And to be honest, it still is. [<[Laughs.]’m a Type A personality, so it’s hard for me to be absolutely comfortable anywhere. So who knows what the next five years will bring? In our field of business, five years is kind of like an eternity. So maybe that’s a follow-up to a follow-up. [<[Laughs.]p>

One final question: I read an interview recently where you said you couldn’t comment on the lawsuit by the professional wrestler Diamond Dallas Page, who was claiming you guys, like Jay-Z, had stolen his “diamond cutter” hand sign. But is it safe to say the situation has been resolved?
Yeah, it’s been resolved. It was a kind of shitty situation, but it’s been resolved. It’s past, man!

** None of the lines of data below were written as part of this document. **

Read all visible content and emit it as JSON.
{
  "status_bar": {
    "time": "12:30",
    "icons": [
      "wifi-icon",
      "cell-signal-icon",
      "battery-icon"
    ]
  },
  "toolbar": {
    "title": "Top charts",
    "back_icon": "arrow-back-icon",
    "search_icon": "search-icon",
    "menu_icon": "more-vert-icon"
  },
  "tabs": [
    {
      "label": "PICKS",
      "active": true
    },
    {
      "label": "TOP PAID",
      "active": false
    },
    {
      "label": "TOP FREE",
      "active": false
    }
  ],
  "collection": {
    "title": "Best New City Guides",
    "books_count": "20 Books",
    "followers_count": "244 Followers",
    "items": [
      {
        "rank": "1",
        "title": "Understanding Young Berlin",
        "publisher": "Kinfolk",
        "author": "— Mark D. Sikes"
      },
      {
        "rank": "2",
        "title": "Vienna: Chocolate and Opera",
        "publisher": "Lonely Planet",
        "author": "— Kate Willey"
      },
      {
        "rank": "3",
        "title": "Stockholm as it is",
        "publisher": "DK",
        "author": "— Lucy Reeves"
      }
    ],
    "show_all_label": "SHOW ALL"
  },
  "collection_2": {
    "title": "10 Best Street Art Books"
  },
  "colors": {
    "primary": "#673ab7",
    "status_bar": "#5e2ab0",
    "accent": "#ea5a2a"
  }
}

Now you can gesture with impunity.
Yeah, now we can get back to being No. 1 in the WWE. [<[Laughs.]ALT
 

JOURNEY'S NOISE TOUR

Oct 16 2013         Clifton Park, NY                 Upstate Concert Hall

Oct 17 2013         Boston, MA                        House of Blues

Oct 18 2013         Asbury Park, NJ                Stone Pony

Oct 20 2013         Huntington, NY                 The Paramount

Oct 21 2013         New York, NY                    Irving Plaza

Oct 22 2013         Philadelphia, PA               TLA

Oct 23 2013         Toronto, ON                       Opera House

Oct 24 2013         Silver Spring, MD              Fillmore

Oct 28 2013         Cleveland, OH                   House of Blues

Oct 29 2013         Detroit, MI                          St. Andrews Hall

Oct 31 2013         Minneapolis, MN             Varsity Theater

Nov 01 2013        Des Moines, IA                 Wooly’s

Nov 02 2013        Milwaukee, WI                 The Rave

Nov 03 2013        Chicago, IL                           House of Blues

Nov 05 2013        Nashville, TN                     Cannery Ballroom

Nov 07 2013        Orlando, FL                         House of Blues

Nov 08 2013        Ft Lauderdale, FL             Revolution

Nov 10 2013        Atlanta, GA                        Buckhead Theater

Nov 11 2013        New Orleans, LA              House of Blues

Nov 12 2013        Houston, TX                       House of Blues

Nov 13 2013        Dallas, TX                             House of Blues

Nov 15 2013        Albuquerque, NM           Sunshine Theater

Nov 16 2013        Denver, CO                         Summit Music Hall

Nov 18 2013        Boise, ID                              Knitting Factory

Nov 19 2013        Spokane, WA                     Knitting Factory

Nov 20 2013        Seattle, WA                        Showbox at the Market

Nov 21 2013        Portland, OR                      Wonder Ballroom

Nov 23 2013        Reno, NV                             Knitting Factory

Nov 24 2013        San Francisco, CA             The Fillmore

Nov 25 2013        San Diego, CA                    House of Blues

Nov 26 2013        Los Angeles, CA                House of Blues